Just as he did before the showdown that shut down Los Angeles schools for three days in March, Bass has assiduously maintained a neutral stance on Hollywood’s ongoing labor dispute. The Writers Guild of America has been on strike for two months, while SAG-AFTRA, which represents the actors, is also set to halt work when the deadline to reach a deal with the studios expires Wednesday. A strike by the two unions, the first since the 1960s, would bring Hollywood to a standstill.
Bass, like most Los Angeles Democrats, has allies on both sides of the negotiating table. It’s a dynamic that carries all the way to Governor Gavin Newsom.
The actors’ strike threatens to hit workers outside the entertainment industry immediately, as production shutdowns and support for businesses, such as dry cleaners and caterers, become collateral damage.
« The mayor remains concerned about the impact the lack of agreement has had on the workers of this city and their families, as well as the impact it has had on our economy, » said Zach Seidl, a spokesman for Bass. « We must unite around a deal that protects our signature industry and the families it supports. »
Newsom also declined to take a lead role in mediating the dispute, telling reporters on Wednesday that « we are involved on the periphery and have offered our direct involvement » if either side wants it and noting that he is in « constant contact » with the stakeholders.
Like Bass, the Democratic governor is close to or politically allied with players on both sides but is sensitive to economic realities if it drags on for much longer, advisers said.

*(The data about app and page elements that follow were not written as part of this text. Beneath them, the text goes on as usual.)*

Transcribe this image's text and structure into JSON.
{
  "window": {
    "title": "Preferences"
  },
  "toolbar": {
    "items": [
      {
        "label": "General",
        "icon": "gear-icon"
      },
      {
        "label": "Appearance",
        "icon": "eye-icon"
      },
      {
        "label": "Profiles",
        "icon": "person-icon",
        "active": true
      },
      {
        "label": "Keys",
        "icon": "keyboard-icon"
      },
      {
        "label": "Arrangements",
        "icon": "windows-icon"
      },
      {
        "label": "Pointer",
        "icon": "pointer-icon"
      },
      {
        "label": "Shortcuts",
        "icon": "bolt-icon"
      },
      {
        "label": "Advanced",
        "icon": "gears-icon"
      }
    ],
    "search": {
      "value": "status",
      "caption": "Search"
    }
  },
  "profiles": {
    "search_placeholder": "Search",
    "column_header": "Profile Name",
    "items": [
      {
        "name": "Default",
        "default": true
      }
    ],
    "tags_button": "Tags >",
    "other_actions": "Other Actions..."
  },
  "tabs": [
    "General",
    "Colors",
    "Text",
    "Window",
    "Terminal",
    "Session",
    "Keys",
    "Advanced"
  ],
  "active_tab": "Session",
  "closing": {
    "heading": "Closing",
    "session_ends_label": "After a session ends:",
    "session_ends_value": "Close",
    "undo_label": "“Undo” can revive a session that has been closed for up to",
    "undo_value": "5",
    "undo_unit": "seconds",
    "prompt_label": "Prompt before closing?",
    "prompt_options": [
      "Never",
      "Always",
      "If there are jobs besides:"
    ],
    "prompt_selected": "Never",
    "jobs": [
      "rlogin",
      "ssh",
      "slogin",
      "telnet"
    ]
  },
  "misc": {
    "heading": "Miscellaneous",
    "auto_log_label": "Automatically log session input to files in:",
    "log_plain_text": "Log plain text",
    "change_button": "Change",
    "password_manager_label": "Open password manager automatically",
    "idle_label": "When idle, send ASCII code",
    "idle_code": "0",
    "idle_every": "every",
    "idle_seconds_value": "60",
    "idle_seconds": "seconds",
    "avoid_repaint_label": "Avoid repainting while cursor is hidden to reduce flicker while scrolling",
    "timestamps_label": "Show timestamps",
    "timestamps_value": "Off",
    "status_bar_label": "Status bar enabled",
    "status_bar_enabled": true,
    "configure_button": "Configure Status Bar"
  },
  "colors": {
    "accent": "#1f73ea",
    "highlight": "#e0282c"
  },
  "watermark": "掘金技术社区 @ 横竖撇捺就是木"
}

He’s also aware that the details of the strike, including the future of streaming and the rules governing AI, aren’t something easily fixed or even conducive to resolution by elected officials.

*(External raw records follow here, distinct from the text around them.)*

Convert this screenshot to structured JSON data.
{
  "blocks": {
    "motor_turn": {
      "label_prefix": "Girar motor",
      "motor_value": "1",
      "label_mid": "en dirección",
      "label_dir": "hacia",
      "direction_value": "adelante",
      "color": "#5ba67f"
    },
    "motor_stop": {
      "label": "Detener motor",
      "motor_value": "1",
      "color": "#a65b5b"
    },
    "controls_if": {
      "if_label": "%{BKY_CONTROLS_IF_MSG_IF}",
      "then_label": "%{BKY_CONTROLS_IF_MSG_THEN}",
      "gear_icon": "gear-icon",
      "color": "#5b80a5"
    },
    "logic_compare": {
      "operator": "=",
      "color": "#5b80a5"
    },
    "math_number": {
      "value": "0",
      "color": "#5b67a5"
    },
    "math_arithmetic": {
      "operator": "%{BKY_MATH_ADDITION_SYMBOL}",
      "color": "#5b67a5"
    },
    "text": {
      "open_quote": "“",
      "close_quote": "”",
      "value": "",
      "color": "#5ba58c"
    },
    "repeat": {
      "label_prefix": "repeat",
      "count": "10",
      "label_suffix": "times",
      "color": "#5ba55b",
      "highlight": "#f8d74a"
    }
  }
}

The writers’ strike took a sour turn this week with Deadline Hollywood reporting that studio bosses plan to hold off talks until at least October, inflicting maximum economic damage on WGA members. AMPTP, the organization representing the studios, refuted the plan Wednesday, but told Deadline they are « committed to reaching an agreement. »

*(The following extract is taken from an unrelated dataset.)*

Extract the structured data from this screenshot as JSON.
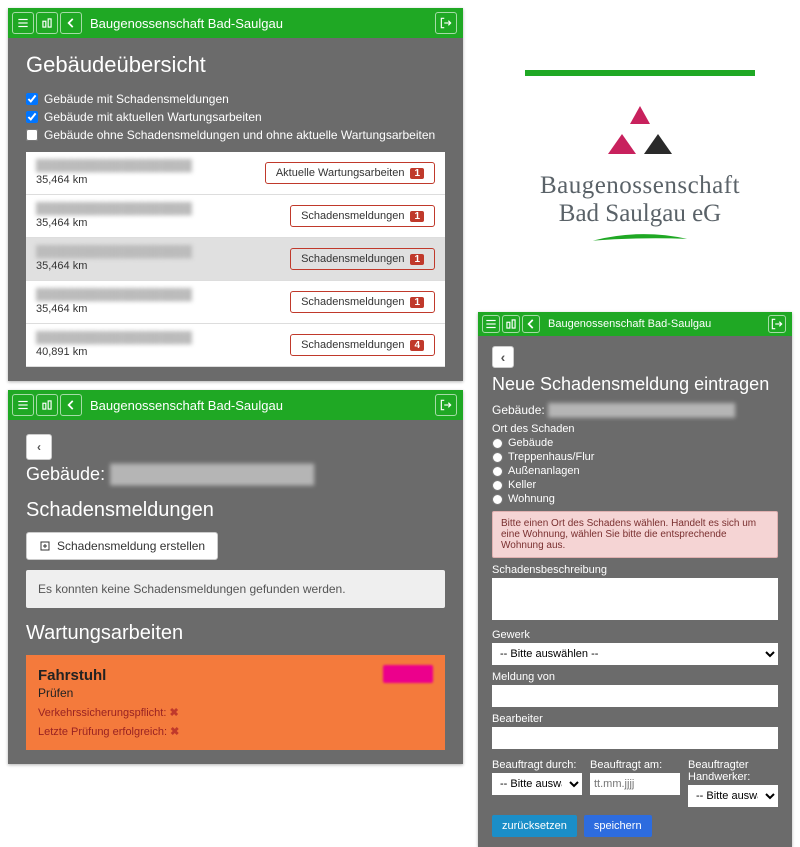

Meanwhile, SAG-AFTRA goes on strike Thursday with no last-minute progress with the help of a federal mediator.
So far, there hasn’t been a real clamor for politicians to meddle in the talks. All three candidates for the upcoming U.S. Senate race have made cameos on the pickets in front of the studios. But privately, their teams acknowledge that it’s not up to them to commit to the details of the deal. However, an assistant to one of the candidates said they were actively looking for ways to get involved.
“It’s important that people in competitive races show that they stand up for Hollywood, the industry and the workers below the line who create and produce these things. … And there are many other people who are less focused on work and more interested in preserving Hollywood donor connections,” Herman said. « Every politician is in cross conflict here. »
No elected official has much of an appetite for a sustained brawl in Hollywood. The last extended writer’s strike in 2007-2008 took an estimated $2.1 billion out of California’s economy and cost more than 30,000 jobs, according to a Milken Institute report. In the state’s largest political enclaves, that strike and the stakes were palpable, especially in Sacramento, where box office kingpin Arnold Schwarzenegger was in the governor’s office backchanneling both sides.
It may be some time before Bass and even Newsom feel compelled to leap into the fray more forcefully. A veteran Los Angeles politician who declined to be quoted due to the sensitive nature of the negotiations said there are a few scenarios where the mayor can play a role in breaking a union deadlock: If a deal is close to the finish line, if the parties are in severe financial pain or if city services shut down in a way that causes angry calls from constituents.
“It’s not that the schools are closed, it’s not that the buses are stopped,” the politician said. « I just don’t feel like they’re close right now. »